(Hat-tip to Arnaud Labrousse, btw.)

Dear God, John Redwood says something entirely sane. This frightens me – there is something we agree on. Naturally, I followed a link from Chris Dillow – I don’t read his stuff, you know.

But I think he’s right that a big part of the solution to party spending is that the buggers ought not to spend so much. As energy geeks will tell you, only half the problem is supply. After all, if they couldn’t rely on spin, broadcast ads, and billboards they would rely so much more on their activists, which would imply greater accountability of the politicians to the base. Broadcast, by the way, should here be read to include all forms of one-way, centre to mass communication.

In a sense, large donations and their pal, broadcast campaigning are to British politics what oil revenues are to (enter ‘orrible rentier state here). That is, they provide a way of escaping not only from accountability, but also from the realities of society.

It’s been a weird political week, no? There was “Loyalist” (scarequotes included because my definition of loyalty doesn’t include shooting fellow citizens, constables & c) nutbag Michael Stone’s public freakout-cum-terrorist attack on Stormont. I haven’t laughed as much in years – seriously, ten years ago this would have meant blood in the streets, all 39 Brigade leave cancelled, Belfast burning. These days he gets pistolwhipped with his own gun by a woman who isn’t even officially a security guard and publicly ridiculed. It’s progress of a sort. Slugger was of course all over the story, and has the details on his motive: apparently he wanted to be put in a cell for his own safety. It’s also progress that you can barge into Stormont with a gun to get yourself arrested, rather than simply shot.

I rather liked the commenter who suggested that the whole thing was an exercise in performance art by the amateur painter Stone, designed to mock the NI politicians’ desperate efforts to get the world’s attention.

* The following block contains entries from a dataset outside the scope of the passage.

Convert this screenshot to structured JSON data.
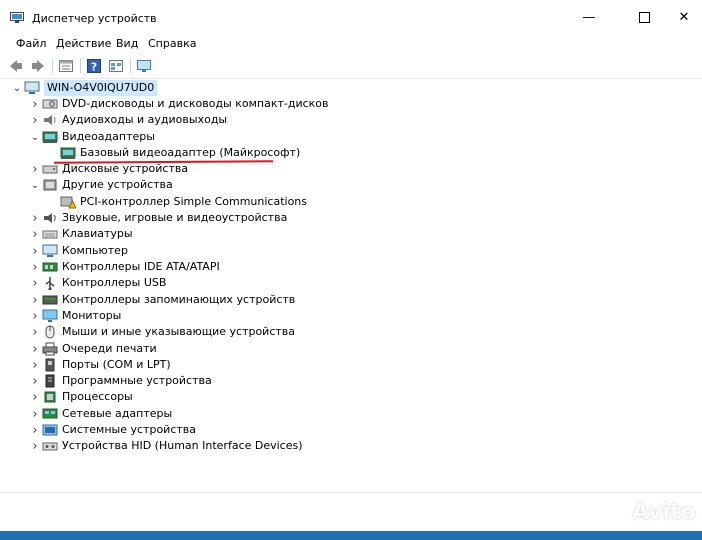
{
  "window": {
    "title": "Диспетчер устройств",
    "minimize_icon": "minimize-icon",
    "maximize_icon": "maximize-icon",
    "close_icon": "close-icon"
  },
  "menu": [
    "Файл",
    "Действие",
    "Вид",
    "Справка"
  ],
  "toolbar": [
    "back-icon",
    "forward-icon",
    "properties-icon",
    "help-icon",
    "view-icon",
    "monitor-icon"
  ],
  "tree": {
    "root": "WIN-O4V0IQU7UD0",
    "items": [
      {
        "label": "DVD-дисководы и дисководы компакт-дисков",
        "icon": "dvd-icon",
        "expanded": false
      },
      {
        "label": "Аудиовходы и аудиовыходы",
        "icon": "audio-icon",
        "expanded": false
      },
      {
        "label": "Видеоадаптеры",
        "icon": "display-adapter-icon",
        "expanded": true,
        "children": [
          {
            "label": "Базовый видеоадаптер (Майкрософт)",
            "icon": "display-adapter-icon"
          }
        ]
      },
      {
        "label": "Дисковые устройства",
        "icon": "disk-icon",
        "expanded": false
      },
      {
        "label": "Другие устройства",
        "icon": "other-devices-icon",
        "expanded": true,
        "children": [
          {
            "label": "PCI-контроллер Simple Communications",
            "icon": "warning-icon"
          }
        ]
      },
      {
        "label": "Звуковые, игровые и видеоустройства",
        "icon": "sound-icon",
        "expanded": false
      },
      {
        "label": "Клавиатуры",
        "icon": "keyboard-icon",
        "expanded": false
      },
      {
        "label": "Компьютер",
        "icon": "computer-icon",
        "expanded": false
      },
      {
        "label": "Контроллеры IDE ATA/ATAPI",
        "icon": "ide-icon",
        "expanded": false
      },
      {
        "label": "Контроллеры USB",
        "icon": "usb-icon",
        "expanded": false
      },
      {
        "label": "Контроллеры запоминающих устройств",
        "icon": "storage-icon",
        "expanded": false
      },
      {
        "label": "Мониторы",
        "icon": "monitor-icon",
        "expanded": false
      },
      {
        "label": "Мыши и иные указывающие устройства",
        "icon": "mouse-icon",
        "expanded": false
      },
      {
        "label": "Очереди печати",
        "icon": "printer-icon",
        "expanded": false
      },
      {
        "label": "Порты (COM и LPT)",
        "icon": "port-icon",
        "expanded": false
      },
      {
        "label": "Программные устройства",
        "icon": "software-device-icon",
        "expanded": false
      },
      {
        "label": "Процессоры",
        "icon": "processor-icon",
        "expanded": false
      },
      {
        "label": "Сетевые адаптеры",
        "icon": "network-icon",
        "expanded": false
      },
      {
        "label": "Системные устройства",
        "icon": "system-icon",
        "expanded": false
      },
      {
        "label": "Устройства HID (Human Interface Devices)",
        "icon": "hid-icon",
        "expanded": false
      }
    ]
  },
  "watermark": "Avito",
  "colors": {
    "selection": "#cce8ff",
    "annotation": "#e0141e",
    "desktop": "#1e6fb8"
  }
}
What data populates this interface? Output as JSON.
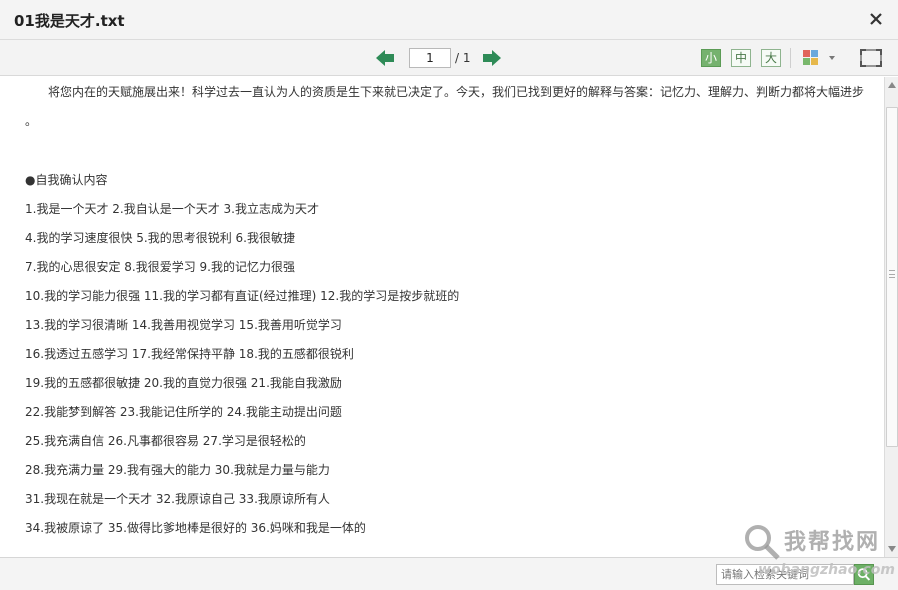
{
  "window": {
    "title": "01我是天才.txt",
    "close_icon": "close-icon"
  },
  "toolbar": {
    "prev_icon": "arrow-left-icon",
    "next_icon": "arrow-right-icon",
    "page_current": "1",
    "page_total": "/ 1",
    "font_sizes": [
      "小",
      "中",
      "大"
    ],
    "active_font_size": "小",
    "theme_icon": "color-grid-icon",
    "fullscreen_icon": "fullscreen-icon",
    "accent_color": "#76b26f",
    "arrow_color": "#2e8b57"
  },
  "document": {
    "intro_line1": "将您内在的天赋施展出来！科学过去一直认为人的资质是生下来就已决定了。今天，我们已找到更好的解释与答案：记忆力、理解力、判断力都将大幅进步",
    "intro_line2": "。",
    "heading": "●自我确认内容",
    "lines": [
      "1.我是一个天才 2.我自认是一个天才 3.我立志成为天才",
      "4.我的学习速度很快 5.我的思考很锐利 6.我很敏捷",
      "7.我的心思很安定 8.我很爱学习 9.我的记忆力很强",
      "10.我的学习能力很强 11.我的学习都有直证(经过推理) 12.我的学习是按步就班的",
      "13.我的学习很清晰 14.我善用视觉学习  15.我善用听觉学习",
      "16.我透过五感学习 17.我经常保持平静 18.我的五感都很锐利",
      "19.我的五感都很敏捷 20.我的直觉力很强 21.我能自我激励",
      "22.我能梦到解答 23.我能记住所学的 24.我能主动提出问题",
      "25.我充满自信 26.凡事都很容易 27.学习是很轻松的",
      "28.我充满力量 29.我有强大的能力 30.我就是力量与能力",
      "31.我现在就是一个天才 32.我原谅自己 33.我原谅所有人",
      "34.我被原谅了 35.做得比爹地棒是很好的 36.妈咪和我是一体的"
    ]
  },
  "search": {
    "placeholder": "请输入检索关键词",
    "icon": "search-icon"
  },
  "watermark": {
    "main": "我帮找网",
    "sub": "wobangzhao.com"
  }
}
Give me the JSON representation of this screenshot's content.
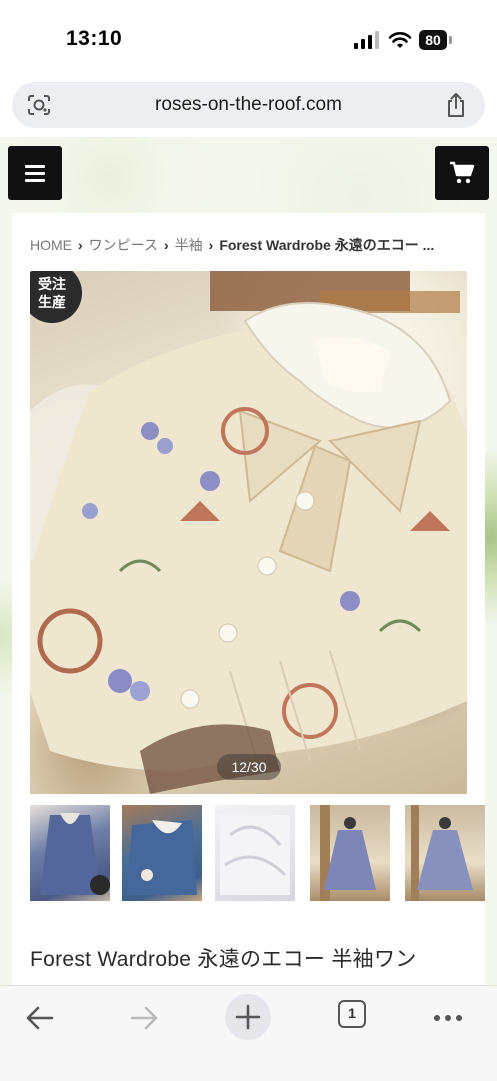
{
  "status_bar": {
    "time": "13:10",
    "battery": "80"
  },
  "browser": {
    "url": "roses-on-the-roof.com",
    "tab_count": "1"
  },
  "breadcrumb": {
    "items": [
      "HOME",
      "ワンピース",
      "半袖"
    ],
    "current": "Forest Wardrobe 永遠のエコー ..."
  },
  "product": {
    "badge_line1": "受注",
    "badge_line2": "生産",
    "image_counter": "12/30",
    "title": "Forest Wardrobe 永遠のエコー 半袖ワン"
  },
  "colors": {
    "header_button": "#111111",
    "badge": "#2b2b2b",
    "background": "#f4f7ee"
  },
  "icons": [
    "menu-icon",
    "cart-icon",
    "lens-icon",
    "share-icon",
    "back-icon",
    "forward-icon",
    "plus-icon",
    "more-icon"
  ]
}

Much more depressing is the death of Alexander Litvinenko. The Viking catherd has details on polonium-210 and comments that it was “a curiously elegant and vicious assassination method”. Indeed. The horror of it should be argument enough against the notion that he administered the poison to himself to discredit Vladimir Putin. Suicide-bombers, after all, go out in an instant, and self-immolation (Buddhist/Prague style) is both easier to arrange and more publicly theatrical. And where would he have laid hands on enough of the stuff? Any theory of his assassination must first climb the mount improbable of his killer having access to something found only in quantity in a nuclear reactor or linear accelerator, and in a form pure enough to be handled safely and innocuous enough to be administered easily.

Steinn points out that, at least within the US, small quantities of it are on open sale, but the amount required to kill would have cost $500,000, not to mention being a very noticeable sale. George “Dick Destiny” Smith points out that half a gram in a capsule would reach 500 degrees Celsius – “Litvinenko was cooked from the inside”.

There is something about this story, though, that almost makes the suicide theory plausible – the rainswept November streetscapes of London and the doomed radioactive exile wandering towards death through the flickering mobs of Christmas shoppers. There have always been exiles and foreign secret policemen conspiring in obscure corners of the city, and Litvinenko’s death is almost uncannily fitted to the genius loci. I am reminded of “The Professor”, the prototype suicide bomber and proto-fascist in Conrad’s Secret Agent, who carries an explosive charge triggered by a pneumatic bulb in the sleeve of his jacket, ready to blow himself up if arrested. In conversation with a comrade, he lets slip that the fuse is not instant – twenty seconds must elasp before the explosion, to the comrade’s utter horror and astonishment.

But a suicide-weapon that means not seconds, but weeks of irreversible radiation sickness, is innately improbable. The Government, of course, is desperately hoping against hope that it was anyone, anyone but Gazprom the Russians.